The legislation would permit the FDA to decide whether generic makers can skip or abbreviate human clinical trials, and supporters say that would give the agency full authority to guarantee the copies are safe. Such studies aren't required for copies of conventional drugs.

Proponents of the legislation use the term ``generics'' for the biotech drugs they want to reproduce. Some brand-name makers say the drugs should be called ``follow-on biologics'' because the new versions aren't identical. European regulators call them ``biosimilars.''

Thursday, February 01, 2007

MdBio & VaBIO Launch Mid-Atlantic Bio Encyclopedia

As part of the ongoing efforts to meet the industry's long-term workforce needs, as well as to help the Mid-Atlantic community understand what the bioscience industry brings to our region and the world, the Virginia Biotechnology Association (VaBIO) is pleased to announce a new partnership with MdBIO and the National Institute of Science Media (NISM). NISM is a non-profit organization that is publishing a series of illustrated biotech encyclopedias, titled Working to Improve Lives. This is a nationally distributed series of books, published in a permanent, high quality, hardcover format. NISM recently published the first book in the series, the San Diego Life Science story, and is currently developing books covering the Mid-Atlantic region, the Bay Area, Massachusetts and Pennsylvania.

We encourage everyone to consider this opportunity to document their unique contribution to the bioscience industry. VaBIO & MdBio have worked to ensure that various levels of participation are available to meet each company's time and budget constraints.
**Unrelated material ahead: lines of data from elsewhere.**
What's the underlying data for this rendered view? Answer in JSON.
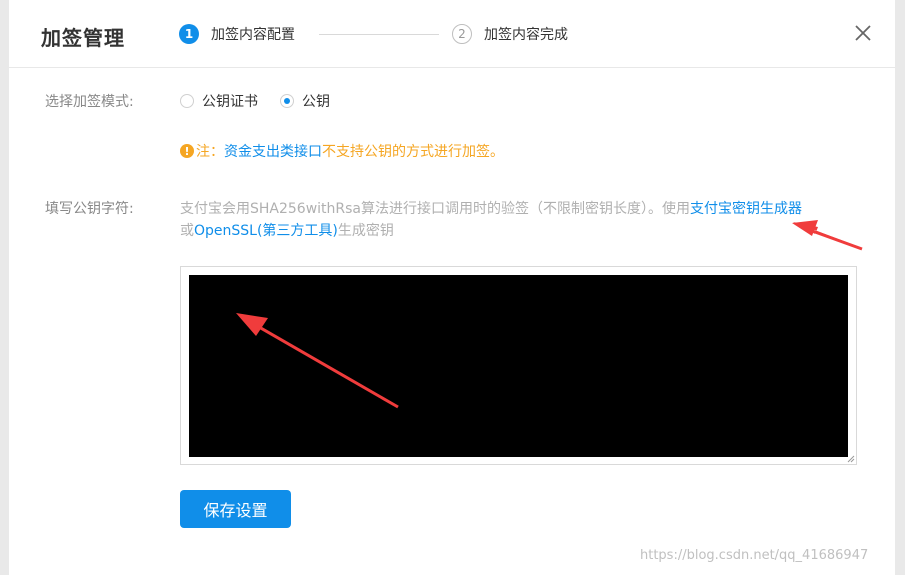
{
  "dialog": {
    "title": "加签管理",
    "close_icon": "close-icon"
  },
  "steps": [
    {
      "number": "1",
      "label": "加签内容配置",
      "state": "active"
    },
    {
      "number": "2",
      "label": "加签内容完成",
      "state": "pending"
    }
  ],
  "mode": {
    "label": "选择加签模式:",
    "options": [
      {
        "label": "公钥证书",
        "checked": false
      },
      {
        "label": "公钥",
        "checked": true
      }
    ]
  },
  "note": {
    "icon": "warning-icon",
    "icon_glyph": "!",
    "prefix": "注：",
    "highlight": "资金支出类接口",
    "suffix": "不支持公钥的方式进行加签。"
  },
  "key_field": {
    "label": "填写公钥字符:",
    "desc_part1": "支付宝会用SHA256withRsa算法进行接口调用时的验签（不限制密钥长度）。使用",
    "link1": "支付宝密钥生成器",
    "desc_part2": "或",
    "link2": "OpenSSL(第三方工具)",
    "desc_part3": "生成密钥",
    "value": ""
  },
  "save_button": {
    "label": "保存设置"
  },
  "watermark": "https://blog.csdn.net/qq_41686947",
  "colors": {
    "accent": "#108ee9",
    "warning": "#f5a623",
    "annotation_arrow": "#f03c3c"
  }
}
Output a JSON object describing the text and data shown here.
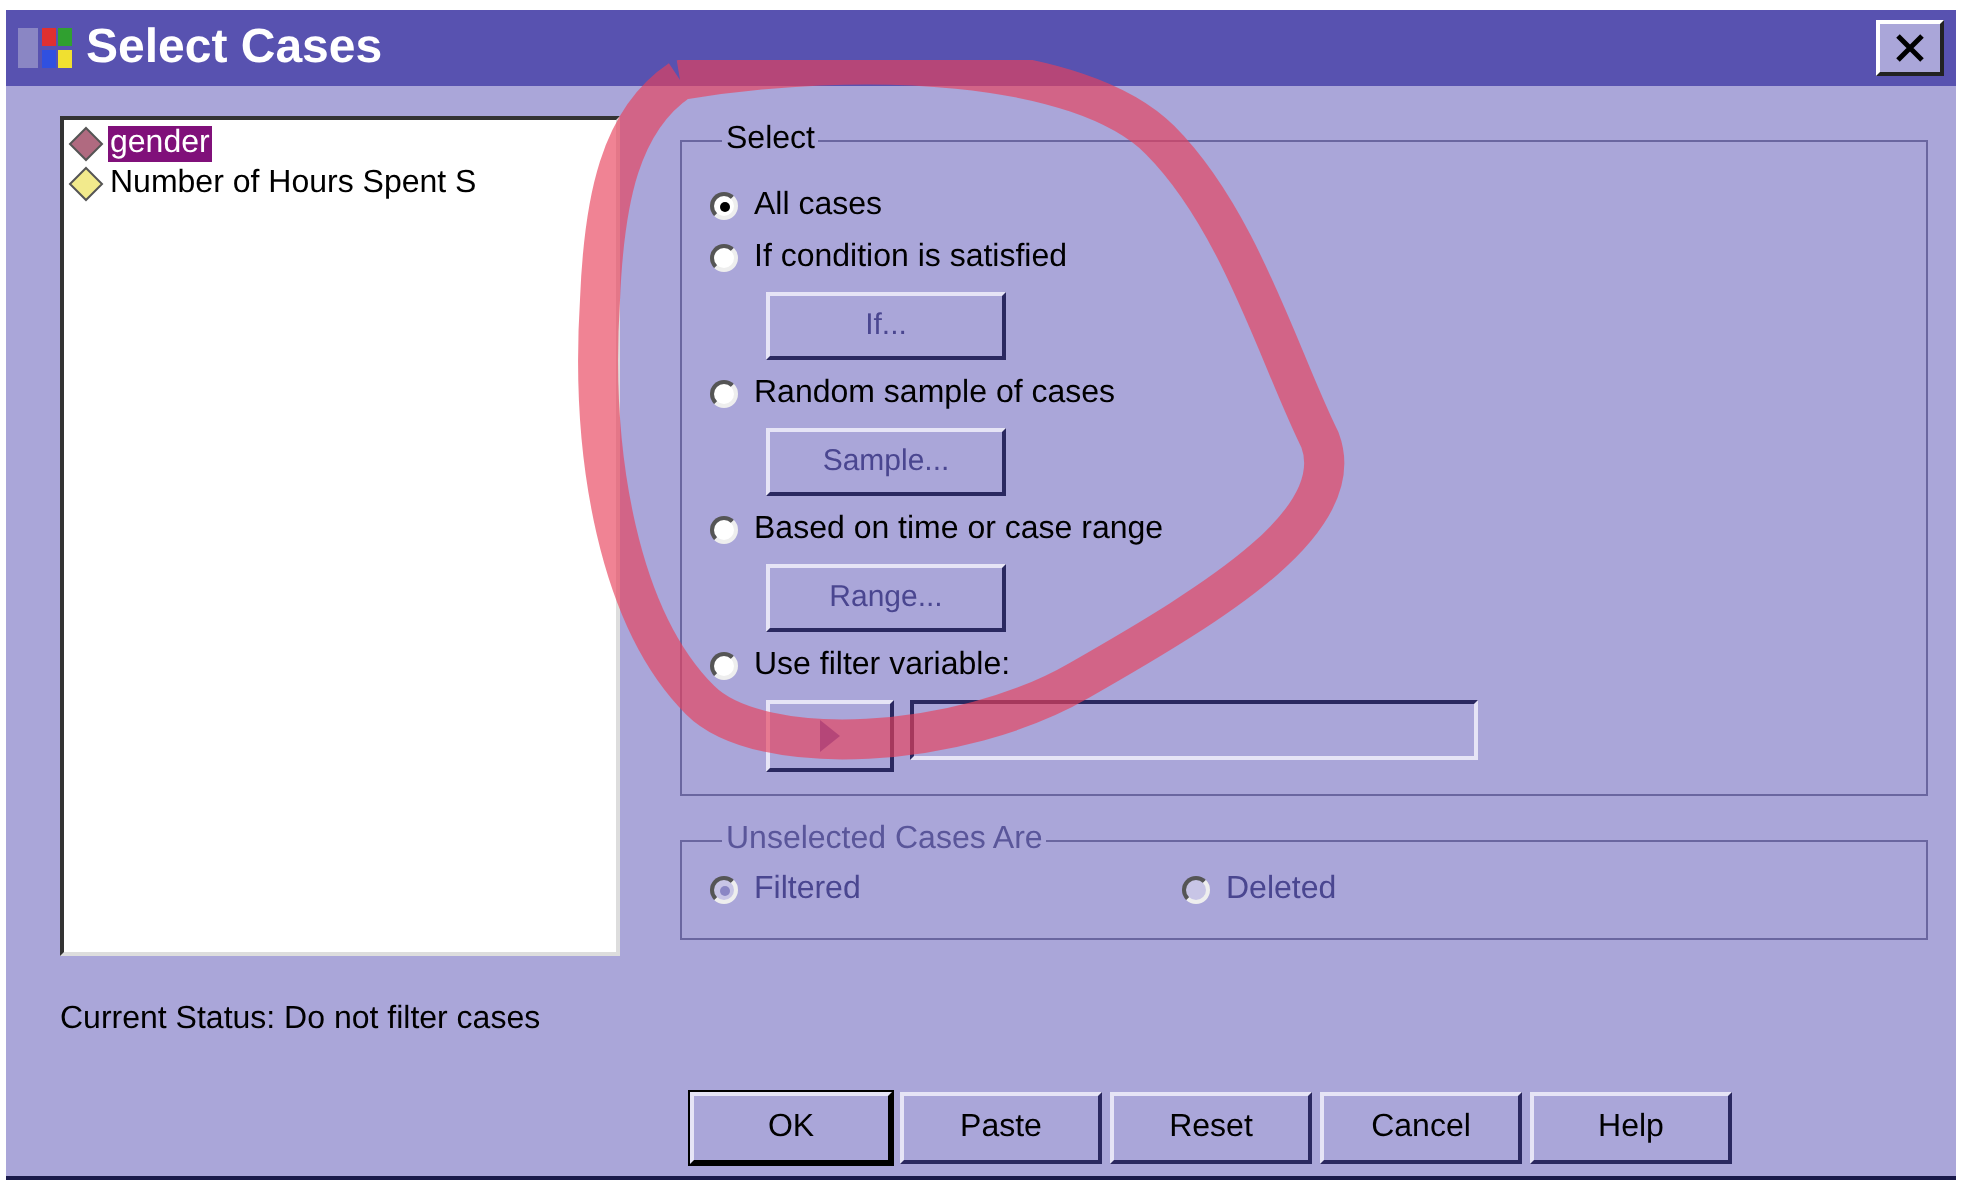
{
  "window": {
    "title": "Select Cases"
  },
  "variables": [
    {
      "label": "gender",
      "selected": true,
      "color": "#b06a80"
    },
    {
      "label": "Number of Hours Spent S",
      "selected": false,
      "color": "#f2ea8c"
    }
  ],
  "select_group": {
    "title": "Select",
    "options": [
      {
        "kind": "plain",
        "label": "All cases",
        "selected": true
      },
      {
        "kind": "button",
        "label": "If condition is satisfied",
        "selected": false,
        "button": {
          "label": "If...",
          "disabled": true
        }
      },
      {
        "kind": "button",
        "label": "Random sample of cases",
        "selected": false,
        "button": {
          "label": "Sample...",
          "disabled": true
        }
      },
      {
        "kind": "button",
        "label": "Based on time or case range",
        "selected": false,
        "button": {
          "label": "Range...",
          "disabled": true
        }
      },
      {
        "kind": "filter",
        "label": "Use filter variable:",
        "selected": false
      }
    ]
  },
  "unselected_group": {
    "title": "Unselected Cases Are",
    "disabled": true,
    "options": [
      {
        "label": "Filtered",
        "selected": true
      },
      {
        "label": "Deleted",
        "selected": false
      }
    ]
  },
  "status": "Current Status: Do not filter cases",
  "buttons": [
    {
      "label": "OK",
      "default": true
    },
    {
      "label": "Paste",
      "default": false
    },
    {
      "label": "Reset",
      "default": false
    },
    {
      "label": "Cancel",
      "default": false
    },
    {
      "label": "Help",
      "default": false
    }
  ]
}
Please review each option and help us to create an amazing book showing the world the uniqueness of the Mid-Atlantic bioscience community.

Please direct any inquiries you have regarding this project to:
Joel Ball, Director, NISM
8639-B 16th St. , Silver Spring, MD 20910
1.866.NISM-123 Ext. 701/ Fax 1.866.647.6123